CDC ArticleFor those that fail the initial screen, the doctor is guided through tabs including assessments (e.g., gait and balance), medication review, and a physical examination and plan of care tab, where the doctors can perform additional assessments if needed and develop a plan for follow-up care. For instance, if the patient had poor muscular strength, the doctor may suggest physical therapy. Then, the doctor can plan to meet with the patient again in six weeks to observe improvement and hopefully find that the patient has better balance and is at a lower risk for falls.

Dr. Salinas shared that not only did he and his fellow doctors enjoy the tool’s ability to better assist and assess for fall risk, his patients appreciated the tool, as well. The patients interviewed provided positive feedback and felt the doctor really cared and wanted to help, versus only asking questions and moving on regardless of the response.

After the first-round testing phase was complete, the doctors confirmed the tool was very helpful but had one overriding recommendation. They wanted the tool to automatically identify which of the patient’s medications might affect their fall risk.

Updating and Improving the Clinical Decision Support Tool

During the second stage of development, the national team got together to identify the medication categories that were associated with higher fall risk. The team wanted to provide doctors a way to easily identify whether their patients were taking medications that increased their risk of falling, in order to assist them in determining whether these medications should be stopped, switched, or reduced.

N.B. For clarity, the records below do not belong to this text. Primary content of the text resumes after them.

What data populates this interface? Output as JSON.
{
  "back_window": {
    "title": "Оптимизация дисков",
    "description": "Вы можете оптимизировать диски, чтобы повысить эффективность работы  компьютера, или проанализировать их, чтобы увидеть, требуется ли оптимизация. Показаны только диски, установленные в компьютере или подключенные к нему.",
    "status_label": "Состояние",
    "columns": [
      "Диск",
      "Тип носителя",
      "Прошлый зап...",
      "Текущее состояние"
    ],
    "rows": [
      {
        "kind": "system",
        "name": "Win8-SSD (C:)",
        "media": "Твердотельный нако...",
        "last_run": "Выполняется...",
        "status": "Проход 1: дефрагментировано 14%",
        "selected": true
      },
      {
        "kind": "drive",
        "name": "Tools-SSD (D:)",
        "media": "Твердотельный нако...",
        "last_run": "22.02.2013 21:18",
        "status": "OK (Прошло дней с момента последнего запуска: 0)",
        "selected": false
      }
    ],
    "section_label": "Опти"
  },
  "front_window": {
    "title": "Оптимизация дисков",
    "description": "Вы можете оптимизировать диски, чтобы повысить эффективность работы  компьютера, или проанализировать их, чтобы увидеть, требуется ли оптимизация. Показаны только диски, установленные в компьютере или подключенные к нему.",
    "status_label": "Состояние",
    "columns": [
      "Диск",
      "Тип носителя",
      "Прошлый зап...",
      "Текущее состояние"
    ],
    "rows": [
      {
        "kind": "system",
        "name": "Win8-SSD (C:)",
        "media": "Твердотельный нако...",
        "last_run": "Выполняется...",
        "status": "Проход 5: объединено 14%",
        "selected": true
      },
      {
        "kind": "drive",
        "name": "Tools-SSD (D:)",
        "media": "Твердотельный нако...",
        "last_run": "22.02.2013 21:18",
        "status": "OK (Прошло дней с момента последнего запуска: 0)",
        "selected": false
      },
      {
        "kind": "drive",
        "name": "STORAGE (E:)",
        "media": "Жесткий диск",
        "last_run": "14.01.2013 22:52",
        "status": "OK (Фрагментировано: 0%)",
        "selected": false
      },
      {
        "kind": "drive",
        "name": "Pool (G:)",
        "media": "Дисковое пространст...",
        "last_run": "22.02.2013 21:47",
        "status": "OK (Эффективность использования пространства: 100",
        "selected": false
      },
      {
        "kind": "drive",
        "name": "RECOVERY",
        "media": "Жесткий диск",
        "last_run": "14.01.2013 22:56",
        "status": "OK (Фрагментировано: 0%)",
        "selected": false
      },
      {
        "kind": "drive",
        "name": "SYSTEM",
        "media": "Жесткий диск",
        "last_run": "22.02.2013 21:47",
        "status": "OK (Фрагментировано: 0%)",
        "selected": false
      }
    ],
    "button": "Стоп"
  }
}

Once the new tool was completed, the team sent it back to the doctors, who tested the tool with more than 500 patients, providing multiple rounds of feedback to the software development team along the way. The doctors found the new tool to be very useful. The only remaining problem was the time needed to fully assess a patient for fall risk and recommend interventions.
Fitting fall prevention into a typical office visit remains a challenge. The Centers for Medicare and Medicaid Services (CMS) encourages fall screening by making it a component of the Welcome to Medicare Visit and the Medicare Annual Wellness Visit; however, these visits are not universally used and fall prevention is just one of many parts. Falls-related quality measures are also included in CMS incentive programs which provide an additional incentive for fall prevention.

“We certainly hope that a lot of doctors will use this tool and find it useful,” said Erin Parker, PhD, Health Scientist at CDC. “We know that doctors are aware of falls in older adults and want to help but don’t have all the needed resources, but now they do. We want them to use this tool and help patients decrease their risk.”

More Reasons to Perform Proper Risk Assessment

The numbers provided by the CDC speak for themselves:

    1. Falls are the leading cause of fatal and nonfatal injuries among older adults (aged 65 years and over).
    2. Every second of every day in the U.S. an older American falls
    3. 1 out of 5 falls cause a serious injury such as a fracture or head trauma.
    4. In 2014 over 27,000 older Americans died because of falls, 2.8 million were treated in emergency departments (EDs) for fall-related injuries and >800,000 of these patients were subsequently hospitalized
    5. By integrating fall prevention into clinical practice physicians have the potential to reduce future falls by nearly 25%.

What do you think about the Fall Risk Assessment tool? Would your practice use it? Let us know!